So Paul either has no memory or hopes that other people don't. Republicans capitalized on southern white outrage, if not out-and-out racism, to win elections. Now they're surprised that people are holding them accountable?
Krugman summarizes the GOP's worst, but last remaining, argument against Obamacare:
There is, however, an alternative. From the enthusiastic reception American conservatives gave Friedrich Hayek’s “Road to Serfdom,” to Reagan, to the governors now standing in the way of Medicaid expansion, the U.S. right has sought to portray its position not as a matter of comforting the comfortable while afflicting the afflicted, but as a courageous defense of freedom.
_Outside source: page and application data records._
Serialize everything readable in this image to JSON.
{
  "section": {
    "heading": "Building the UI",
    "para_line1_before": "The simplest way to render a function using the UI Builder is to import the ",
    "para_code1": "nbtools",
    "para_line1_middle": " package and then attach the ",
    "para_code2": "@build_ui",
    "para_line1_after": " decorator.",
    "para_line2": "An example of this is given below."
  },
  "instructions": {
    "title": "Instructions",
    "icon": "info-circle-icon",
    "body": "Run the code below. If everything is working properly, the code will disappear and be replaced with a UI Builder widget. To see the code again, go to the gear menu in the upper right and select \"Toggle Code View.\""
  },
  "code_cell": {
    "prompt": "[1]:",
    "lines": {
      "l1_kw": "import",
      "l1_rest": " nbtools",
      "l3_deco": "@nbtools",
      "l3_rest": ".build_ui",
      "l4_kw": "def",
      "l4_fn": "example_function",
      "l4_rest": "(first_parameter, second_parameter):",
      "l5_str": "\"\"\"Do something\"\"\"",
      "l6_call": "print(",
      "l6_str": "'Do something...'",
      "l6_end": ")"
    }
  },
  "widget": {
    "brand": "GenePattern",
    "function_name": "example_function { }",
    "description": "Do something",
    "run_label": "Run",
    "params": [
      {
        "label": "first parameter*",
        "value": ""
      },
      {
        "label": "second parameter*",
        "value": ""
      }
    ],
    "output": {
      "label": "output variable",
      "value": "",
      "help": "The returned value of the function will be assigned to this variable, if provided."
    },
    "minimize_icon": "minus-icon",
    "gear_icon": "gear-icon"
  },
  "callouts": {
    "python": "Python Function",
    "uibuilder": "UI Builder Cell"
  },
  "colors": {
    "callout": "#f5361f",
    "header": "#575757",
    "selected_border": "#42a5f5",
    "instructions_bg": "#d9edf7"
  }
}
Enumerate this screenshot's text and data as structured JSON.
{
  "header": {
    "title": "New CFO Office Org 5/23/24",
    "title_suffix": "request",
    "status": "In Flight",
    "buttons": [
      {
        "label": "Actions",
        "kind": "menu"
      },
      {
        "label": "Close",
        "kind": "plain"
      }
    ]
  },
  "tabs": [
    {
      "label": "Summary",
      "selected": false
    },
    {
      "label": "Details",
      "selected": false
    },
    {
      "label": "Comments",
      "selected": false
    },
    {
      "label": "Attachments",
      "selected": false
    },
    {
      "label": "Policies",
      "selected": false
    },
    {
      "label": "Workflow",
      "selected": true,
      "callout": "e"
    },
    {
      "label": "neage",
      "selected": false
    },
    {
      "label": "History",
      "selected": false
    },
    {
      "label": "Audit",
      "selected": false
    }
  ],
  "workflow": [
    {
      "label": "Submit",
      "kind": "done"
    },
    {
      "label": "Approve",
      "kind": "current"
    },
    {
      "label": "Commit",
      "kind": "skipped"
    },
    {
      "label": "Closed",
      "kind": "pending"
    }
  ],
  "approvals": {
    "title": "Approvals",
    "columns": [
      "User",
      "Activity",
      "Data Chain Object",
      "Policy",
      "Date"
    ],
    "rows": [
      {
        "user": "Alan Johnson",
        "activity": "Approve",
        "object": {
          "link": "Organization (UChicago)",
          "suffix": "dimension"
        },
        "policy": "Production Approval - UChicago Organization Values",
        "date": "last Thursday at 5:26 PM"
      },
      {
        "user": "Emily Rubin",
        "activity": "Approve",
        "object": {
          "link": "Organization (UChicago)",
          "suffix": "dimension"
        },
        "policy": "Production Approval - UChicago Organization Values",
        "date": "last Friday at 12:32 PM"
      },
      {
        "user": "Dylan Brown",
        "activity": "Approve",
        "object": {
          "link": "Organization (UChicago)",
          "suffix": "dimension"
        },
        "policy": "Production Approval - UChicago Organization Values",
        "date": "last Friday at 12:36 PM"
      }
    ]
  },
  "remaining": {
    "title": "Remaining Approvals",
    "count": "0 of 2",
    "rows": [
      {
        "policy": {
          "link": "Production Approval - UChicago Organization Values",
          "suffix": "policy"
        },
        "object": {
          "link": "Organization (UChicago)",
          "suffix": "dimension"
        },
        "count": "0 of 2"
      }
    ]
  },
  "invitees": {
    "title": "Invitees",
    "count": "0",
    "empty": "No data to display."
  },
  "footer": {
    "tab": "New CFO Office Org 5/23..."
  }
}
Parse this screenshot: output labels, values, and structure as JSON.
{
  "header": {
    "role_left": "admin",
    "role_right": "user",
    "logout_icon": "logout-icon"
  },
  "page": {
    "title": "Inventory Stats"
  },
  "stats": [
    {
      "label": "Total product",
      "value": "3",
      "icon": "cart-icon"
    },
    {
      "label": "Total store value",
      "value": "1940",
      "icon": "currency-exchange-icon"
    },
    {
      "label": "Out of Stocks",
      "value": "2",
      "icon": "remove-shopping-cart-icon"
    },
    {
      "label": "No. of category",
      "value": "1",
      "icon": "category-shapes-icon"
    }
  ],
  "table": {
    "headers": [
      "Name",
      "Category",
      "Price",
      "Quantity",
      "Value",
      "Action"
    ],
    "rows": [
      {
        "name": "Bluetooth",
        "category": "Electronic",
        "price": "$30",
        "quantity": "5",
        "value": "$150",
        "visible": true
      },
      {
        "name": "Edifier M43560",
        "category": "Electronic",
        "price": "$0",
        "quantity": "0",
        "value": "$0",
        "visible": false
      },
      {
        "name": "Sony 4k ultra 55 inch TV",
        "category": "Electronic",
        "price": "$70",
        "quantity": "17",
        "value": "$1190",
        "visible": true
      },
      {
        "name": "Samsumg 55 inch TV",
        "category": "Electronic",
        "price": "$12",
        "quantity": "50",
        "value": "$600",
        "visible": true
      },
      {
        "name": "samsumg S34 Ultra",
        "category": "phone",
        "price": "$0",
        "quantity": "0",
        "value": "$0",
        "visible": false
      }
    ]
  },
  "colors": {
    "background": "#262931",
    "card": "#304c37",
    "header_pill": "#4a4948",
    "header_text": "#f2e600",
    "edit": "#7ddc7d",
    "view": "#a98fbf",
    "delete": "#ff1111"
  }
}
Conservatives love, for example, to quote from a stirring speech Reagan gave in 1961, in which he warned of a grim future unless patriots took a stand. (Liz Cheney used it in a Wall Street Journal op-ed article just a few days ago.) “If you and I don’t do this,” Reagan declared, “then you and I may well spend our sunset years telling our children and our children’s children what it once was like in America when men were free.” What you might not guess from the lofty language is that “this” — the heroic act Reagan was calling on his listeners to perform — was a concerted effort to block the enactment of Medicare.
The more things change...